ASSIGNED TASK:
Please return every line below that contains the string "Phone".

MATERIAL PROVIDED:
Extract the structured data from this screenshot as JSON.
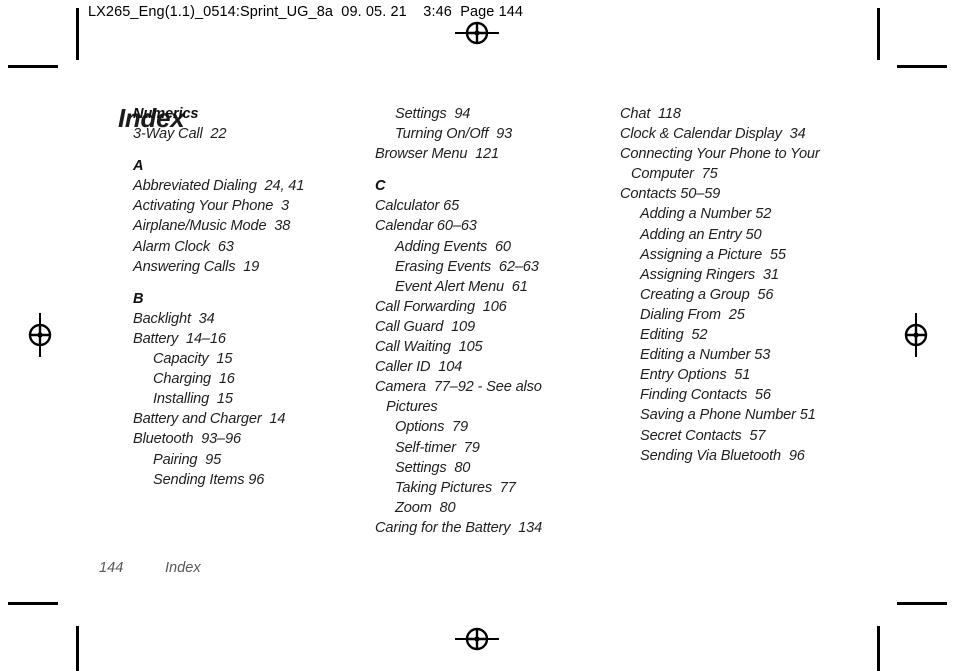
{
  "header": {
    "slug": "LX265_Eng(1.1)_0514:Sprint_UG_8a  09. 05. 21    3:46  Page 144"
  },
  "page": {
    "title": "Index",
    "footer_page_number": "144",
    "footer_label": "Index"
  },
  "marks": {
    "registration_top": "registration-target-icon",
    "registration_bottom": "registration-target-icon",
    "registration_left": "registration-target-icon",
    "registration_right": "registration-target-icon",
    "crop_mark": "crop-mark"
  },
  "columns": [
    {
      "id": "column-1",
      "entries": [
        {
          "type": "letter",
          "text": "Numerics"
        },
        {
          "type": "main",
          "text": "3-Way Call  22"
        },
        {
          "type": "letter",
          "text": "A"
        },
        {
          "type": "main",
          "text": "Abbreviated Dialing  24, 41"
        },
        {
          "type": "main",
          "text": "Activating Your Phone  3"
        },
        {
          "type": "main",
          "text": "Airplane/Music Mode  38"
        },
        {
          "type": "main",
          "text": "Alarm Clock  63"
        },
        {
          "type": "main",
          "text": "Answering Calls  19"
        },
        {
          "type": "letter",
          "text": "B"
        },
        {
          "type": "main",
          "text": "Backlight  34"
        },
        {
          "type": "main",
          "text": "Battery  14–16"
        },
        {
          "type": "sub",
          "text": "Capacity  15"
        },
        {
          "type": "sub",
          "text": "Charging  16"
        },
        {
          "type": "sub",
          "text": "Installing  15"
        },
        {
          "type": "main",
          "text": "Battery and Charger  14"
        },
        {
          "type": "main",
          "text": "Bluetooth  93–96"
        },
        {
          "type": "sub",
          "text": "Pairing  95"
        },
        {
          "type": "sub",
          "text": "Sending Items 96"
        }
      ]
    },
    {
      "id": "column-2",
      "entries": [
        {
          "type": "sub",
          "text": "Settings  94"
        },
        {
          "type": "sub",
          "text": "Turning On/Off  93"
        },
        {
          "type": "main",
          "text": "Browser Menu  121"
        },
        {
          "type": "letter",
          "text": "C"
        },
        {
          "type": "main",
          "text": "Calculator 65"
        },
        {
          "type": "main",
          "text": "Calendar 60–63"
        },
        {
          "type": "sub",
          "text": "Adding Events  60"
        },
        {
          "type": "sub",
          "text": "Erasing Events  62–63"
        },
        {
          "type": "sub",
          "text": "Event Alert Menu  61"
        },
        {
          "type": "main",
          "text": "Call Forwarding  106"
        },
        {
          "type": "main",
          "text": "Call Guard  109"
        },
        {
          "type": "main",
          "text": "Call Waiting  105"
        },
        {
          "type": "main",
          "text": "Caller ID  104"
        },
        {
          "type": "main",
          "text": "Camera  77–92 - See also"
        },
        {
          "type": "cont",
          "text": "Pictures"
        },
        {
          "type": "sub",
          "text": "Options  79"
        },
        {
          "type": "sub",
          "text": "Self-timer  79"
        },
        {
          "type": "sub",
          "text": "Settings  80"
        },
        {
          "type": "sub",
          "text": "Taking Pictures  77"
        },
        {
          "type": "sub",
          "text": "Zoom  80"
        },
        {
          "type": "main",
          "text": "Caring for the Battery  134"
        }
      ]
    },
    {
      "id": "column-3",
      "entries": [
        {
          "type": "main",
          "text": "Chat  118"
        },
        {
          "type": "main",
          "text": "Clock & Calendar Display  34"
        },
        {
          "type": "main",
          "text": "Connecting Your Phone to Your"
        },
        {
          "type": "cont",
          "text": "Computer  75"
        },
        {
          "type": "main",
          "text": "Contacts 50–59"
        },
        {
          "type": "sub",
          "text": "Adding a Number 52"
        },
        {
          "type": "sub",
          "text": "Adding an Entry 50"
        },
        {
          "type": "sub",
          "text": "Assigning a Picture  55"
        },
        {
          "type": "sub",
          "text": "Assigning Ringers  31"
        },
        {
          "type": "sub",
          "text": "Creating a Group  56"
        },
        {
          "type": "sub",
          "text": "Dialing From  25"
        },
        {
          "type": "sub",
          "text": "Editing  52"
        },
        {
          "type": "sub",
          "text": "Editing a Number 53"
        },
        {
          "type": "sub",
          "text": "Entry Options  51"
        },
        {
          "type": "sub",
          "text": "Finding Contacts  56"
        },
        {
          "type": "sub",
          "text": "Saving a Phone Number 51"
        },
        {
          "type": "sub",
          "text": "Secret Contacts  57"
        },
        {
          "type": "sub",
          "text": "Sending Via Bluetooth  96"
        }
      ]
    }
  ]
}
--
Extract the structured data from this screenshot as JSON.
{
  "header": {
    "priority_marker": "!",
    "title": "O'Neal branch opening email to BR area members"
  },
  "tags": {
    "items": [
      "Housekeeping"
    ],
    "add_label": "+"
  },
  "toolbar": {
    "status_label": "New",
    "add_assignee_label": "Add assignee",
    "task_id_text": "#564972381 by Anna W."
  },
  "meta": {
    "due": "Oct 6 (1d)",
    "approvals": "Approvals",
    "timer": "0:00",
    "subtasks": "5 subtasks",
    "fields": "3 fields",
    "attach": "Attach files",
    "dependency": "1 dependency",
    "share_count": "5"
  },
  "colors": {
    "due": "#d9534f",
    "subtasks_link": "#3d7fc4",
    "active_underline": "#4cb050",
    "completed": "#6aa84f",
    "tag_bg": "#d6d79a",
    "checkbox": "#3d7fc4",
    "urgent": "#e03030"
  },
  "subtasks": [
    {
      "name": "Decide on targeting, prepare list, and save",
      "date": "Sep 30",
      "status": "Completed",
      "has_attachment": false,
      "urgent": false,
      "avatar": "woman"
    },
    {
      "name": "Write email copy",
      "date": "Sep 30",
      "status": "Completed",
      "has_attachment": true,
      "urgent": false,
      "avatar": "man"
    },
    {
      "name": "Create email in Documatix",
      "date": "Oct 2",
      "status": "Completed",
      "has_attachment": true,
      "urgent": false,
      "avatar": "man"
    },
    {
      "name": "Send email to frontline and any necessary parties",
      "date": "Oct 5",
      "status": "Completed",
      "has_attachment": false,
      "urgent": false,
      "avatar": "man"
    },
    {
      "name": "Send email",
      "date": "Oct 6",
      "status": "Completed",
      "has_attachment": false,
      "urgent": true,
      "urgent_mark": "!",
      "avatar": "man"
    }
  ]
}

RESPONSE BOX:
          "text": "Activating Your Phone  3"
          "text": "Connecting Your Phone to Your"
          "text": "Saving a Phone Number 51"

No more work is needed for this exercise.